c) Irrevocable discretionary trust
If the settlor has his taxable domicile in Switzerland when he sets up the trust, the assets and income of the trust continue being part of his taxable asset/income. The tax consequences are the same as for the revocable trust.
If the settlor has his taxable domicile outside of Switzerland when he sets up the trust, the asset of the trust is neither added to the settlor nor to the beneficiary. The transfer of assets from the settlor to the trust (to the trustees respectively) is a gift of the settlor.
Distributions to the beneficiaries are taxed at the moment of transfer or in the moment in which a claim to distribution arises. The distributions are normally income of the beneficiaries. If the beneficiaries can prove that the distribution comes from funds which are not income generated (original capital; contribution by the settlor already taxed as a gift), then there is no income tax.

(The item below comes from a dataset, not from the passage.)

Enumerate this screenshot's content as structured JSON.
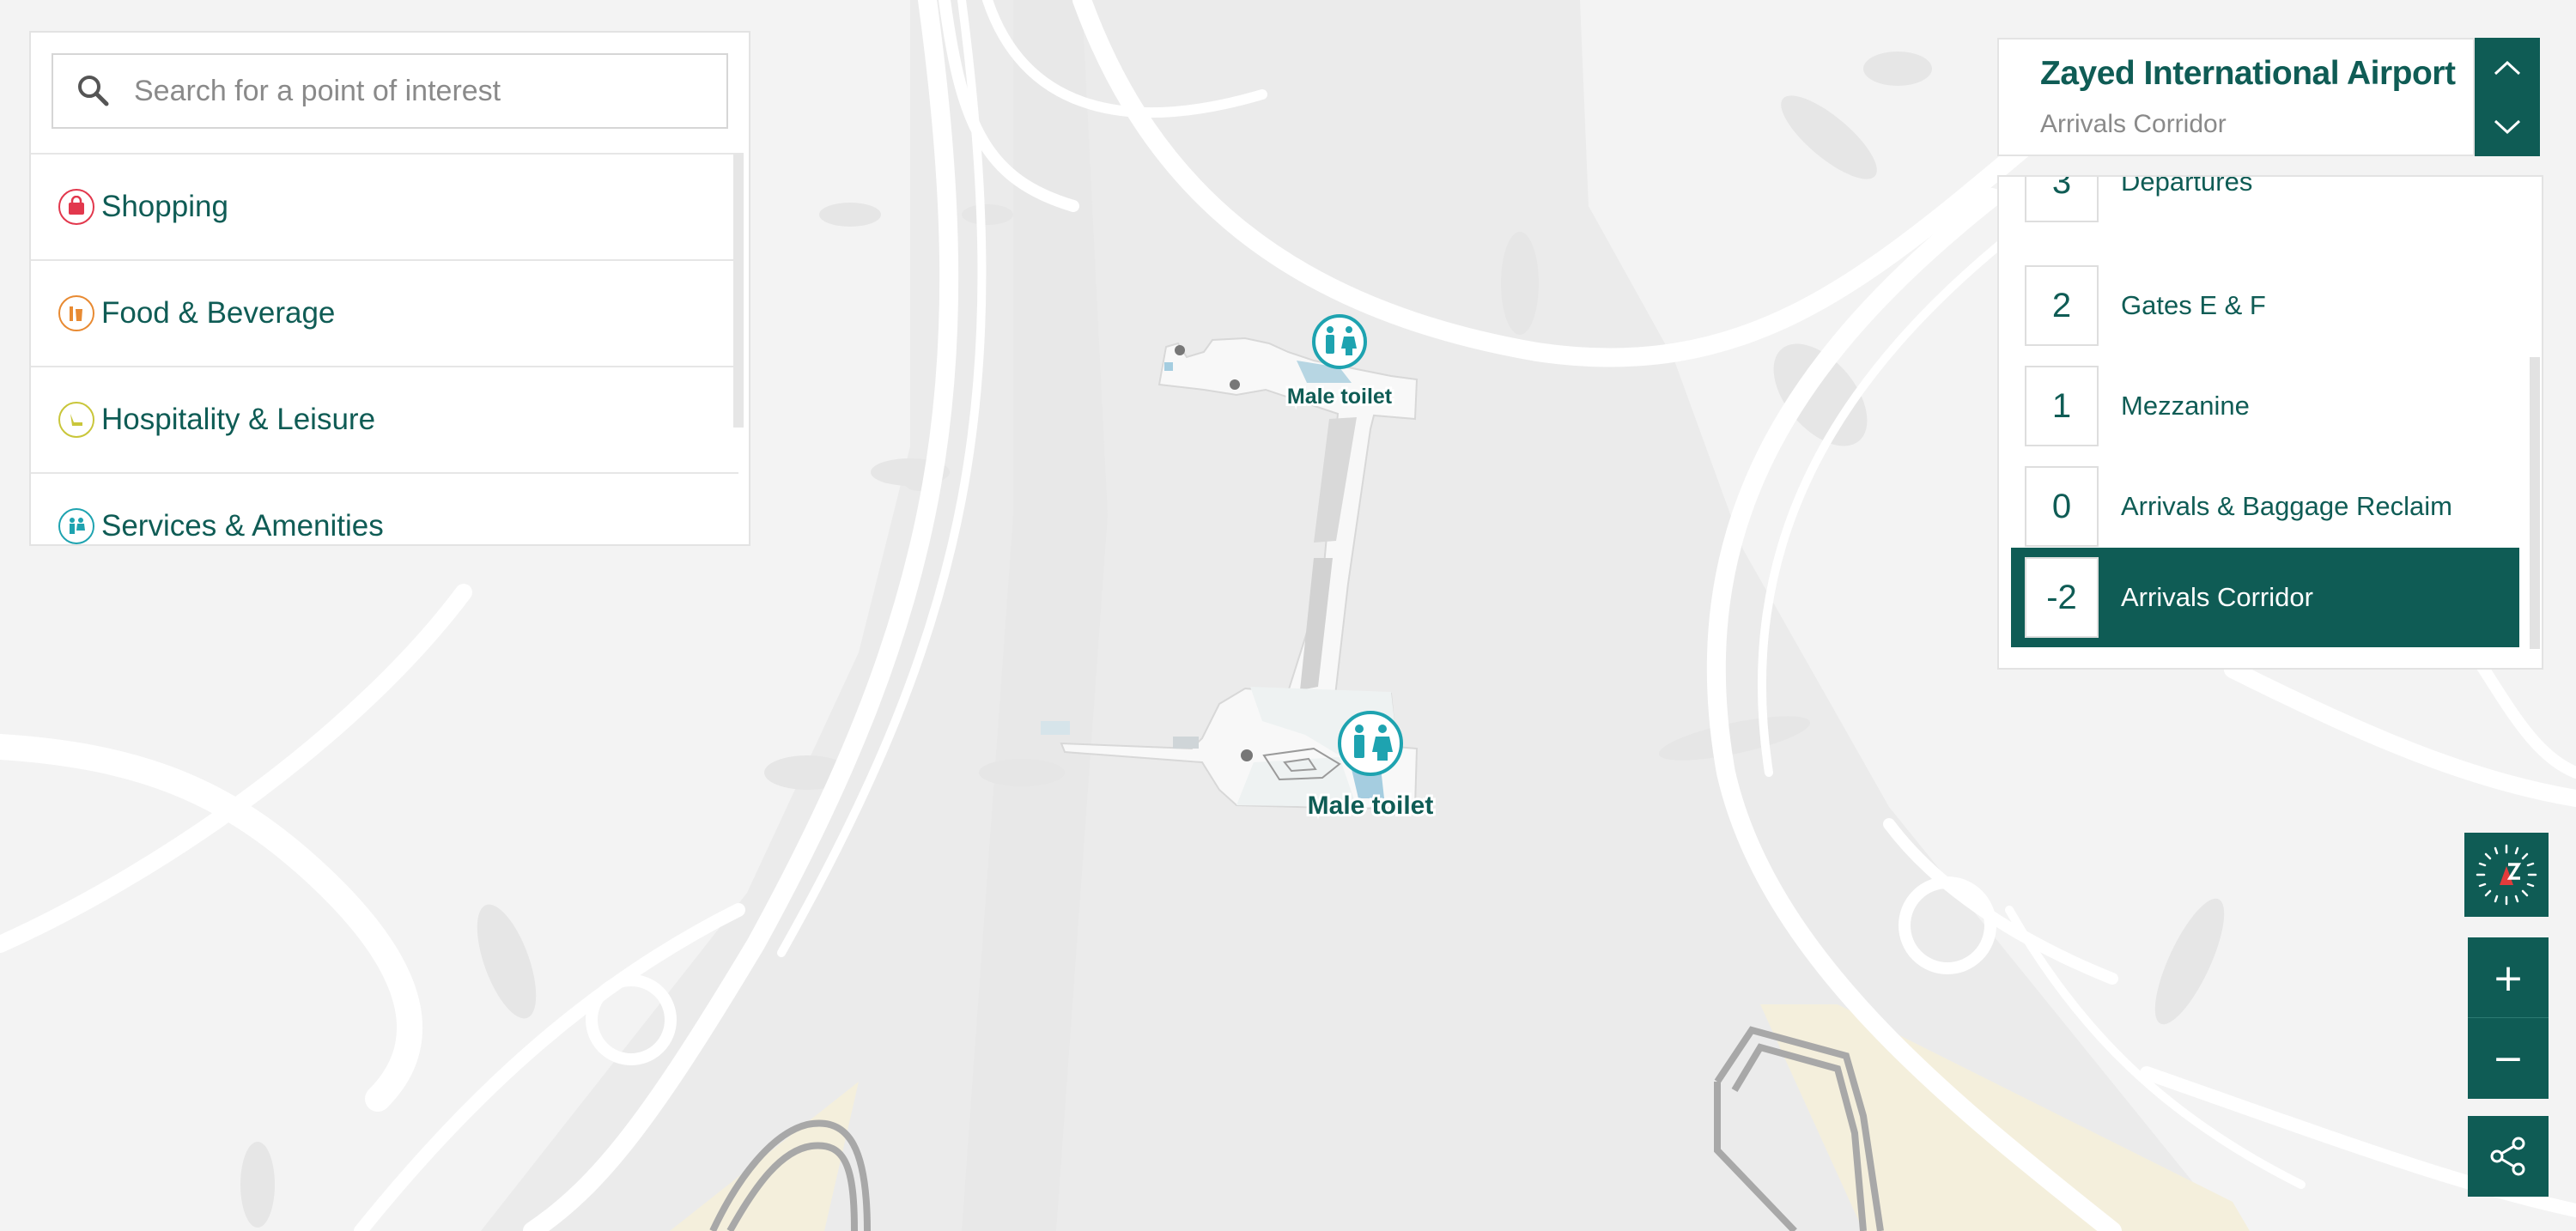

It is noteworthy that the Swiss trustee cannot rely on the professional secrecy (lawyer, banker) if the settlor or beneficiary has the taxable domicile in Switzerland. He may have to disclose information to the Swiss tax authority.
This article does not deal with the Swiss withholding tax of 35 % on dividends which eventually can be claimed back by the settlor or beneficiary or if and how double tax treaties may be used by the trustee (the trust respectively). It must be pointed out, that the trust is rather a disadvantage to benefit from double tax treaties.
The content of this article is intended to provide a general guide to the subject matter. Specialist advice should be sought about your specific circumstances.